Inflation starts in Latin America and the Caribbean
High rates of inflation are a perennial problem in Latin American and Caribbean (LAC) countries. This article attempts to identify the factors that initiate these inflationary episodes using observations on 31 LAC countries between 1970 and 2006. The study finds that the key determinants of inflation starts in the region are demand pressures, oil price shocks, elections, transitions to less repressive political regimes and foreign inflation.
If you experience problems downloading a file, check if you have the proper application to view it first. In case of further problems read the IDEAS help page. Note that these files are not on the IDEAS site.
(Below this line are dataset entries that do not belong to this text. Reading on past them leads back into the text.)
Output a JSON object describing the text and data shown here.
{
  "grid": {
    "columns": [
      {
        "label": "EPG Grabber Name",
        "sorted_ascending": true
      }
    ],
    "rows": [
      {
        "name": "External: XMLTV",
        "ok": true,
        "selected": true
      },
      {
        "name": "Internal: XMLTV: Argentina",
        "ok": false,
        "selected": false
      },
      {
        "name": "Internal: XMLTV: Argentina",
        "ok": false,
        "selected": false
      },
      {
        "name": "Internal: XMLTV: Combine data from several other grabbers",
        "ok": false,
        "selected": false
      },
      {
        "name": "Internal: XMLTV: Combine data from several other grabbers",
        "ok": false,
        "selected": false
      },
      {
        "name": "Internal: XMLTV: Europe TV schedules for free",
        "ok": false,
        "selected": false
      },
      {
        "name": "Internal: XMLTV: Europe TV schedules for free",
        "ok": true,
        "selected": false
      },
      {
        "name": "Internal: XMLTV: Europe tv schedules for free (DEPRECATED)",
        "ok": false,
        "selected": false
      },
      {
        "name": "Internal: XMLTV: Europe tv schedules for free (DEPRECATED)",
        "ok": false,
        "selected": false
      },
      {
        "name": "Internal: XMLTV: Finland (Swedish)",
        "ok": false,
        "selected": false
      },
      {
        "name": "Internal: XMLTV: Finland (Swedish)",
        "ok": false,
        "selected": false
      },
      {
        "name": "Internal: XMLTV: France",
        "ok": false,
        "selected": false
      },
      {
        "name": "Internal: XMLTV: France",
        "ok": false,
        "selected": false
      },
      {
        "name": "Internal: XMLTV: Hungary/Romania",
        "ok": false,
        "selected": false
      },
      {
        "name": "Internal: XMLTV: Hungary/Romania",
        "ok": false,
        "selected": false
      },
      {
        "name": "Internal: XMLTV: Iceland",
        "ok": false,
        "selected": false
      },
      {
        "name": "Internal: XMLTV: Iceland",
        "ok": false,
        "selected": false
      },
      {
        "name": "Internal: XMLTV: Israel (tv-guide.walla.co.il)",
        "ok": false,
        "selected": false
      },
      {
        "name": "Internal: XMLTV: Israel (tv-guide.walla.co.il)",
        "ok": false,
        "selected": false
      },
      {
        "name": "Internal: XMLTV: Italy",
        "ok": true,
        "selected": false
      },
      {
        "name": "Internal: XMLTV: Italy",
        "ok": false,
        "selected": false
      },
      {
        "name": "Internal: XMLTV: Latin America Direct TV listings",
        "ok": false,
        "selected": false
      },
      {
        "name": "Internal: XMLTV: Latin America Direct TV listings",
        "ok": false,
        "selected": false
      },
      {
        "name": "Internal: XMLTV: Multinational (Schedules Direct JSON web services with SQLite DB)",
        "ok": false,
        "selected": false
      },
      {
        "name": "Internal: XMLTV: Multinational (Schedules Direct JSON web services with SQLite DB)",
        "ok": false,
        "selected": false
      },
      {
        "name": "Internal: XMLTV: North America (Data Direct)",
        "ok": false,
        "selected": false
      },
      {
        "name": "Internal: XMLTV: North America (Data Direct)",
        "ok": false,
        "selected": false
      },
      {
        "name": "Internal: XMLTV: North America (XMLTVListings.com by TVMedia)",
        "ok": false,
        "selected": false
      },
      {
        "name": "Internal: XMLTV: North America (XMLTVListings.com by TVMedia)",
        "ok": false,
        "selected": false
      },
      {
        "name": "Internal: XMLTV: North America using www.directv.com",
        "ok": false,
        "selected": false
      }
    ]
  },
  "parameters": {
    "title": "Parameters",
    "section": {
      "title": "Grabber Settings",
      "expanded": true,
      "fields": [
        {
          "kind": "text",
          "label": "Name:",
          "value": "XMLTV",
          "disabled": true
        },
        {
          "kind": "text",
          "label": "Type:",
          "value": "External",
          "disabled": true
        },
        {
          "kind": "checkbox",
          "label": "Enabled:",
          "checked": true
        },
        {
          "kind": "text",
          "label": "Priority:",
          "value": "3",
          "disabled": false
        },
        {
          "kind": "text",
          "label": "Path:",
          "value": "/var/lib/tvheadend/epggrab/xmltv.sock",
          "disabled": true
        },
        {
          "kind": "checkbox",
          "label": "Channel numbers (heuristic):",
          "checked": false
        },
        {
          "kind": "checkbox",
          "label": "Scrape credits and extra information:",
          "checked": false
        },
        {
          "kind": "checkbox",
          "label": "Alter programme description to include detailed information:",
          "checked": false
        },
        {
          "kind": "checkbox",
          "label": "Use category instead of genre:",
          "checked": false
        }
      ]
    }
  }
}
Please be patient as the files may be large.
As the access to this document is restricted, you may want to look for a different version under "Related research" (further below) or search for a different version of it.
Volume (Year): 44 (2012)
Issue (Month): 7 (March)
|Contact details of provider:|| Web page: http://www.tandfonline.com/RAEC20|
|Order Information:||Web: http://www.tandfonline.com/pricing/journal/RAEC20|
When requesting a correction, please mention this item's handle: RePEc:taf:applec:44:y:2012:i:7:p:825-834. See general information about how to correct material in RePEc.
For technical questions regarding this item, or to correct its authors, title, abstract, bibliographic or download information, contact: (Chris Longhurst)
If references are entirely missing, you can add them using this form.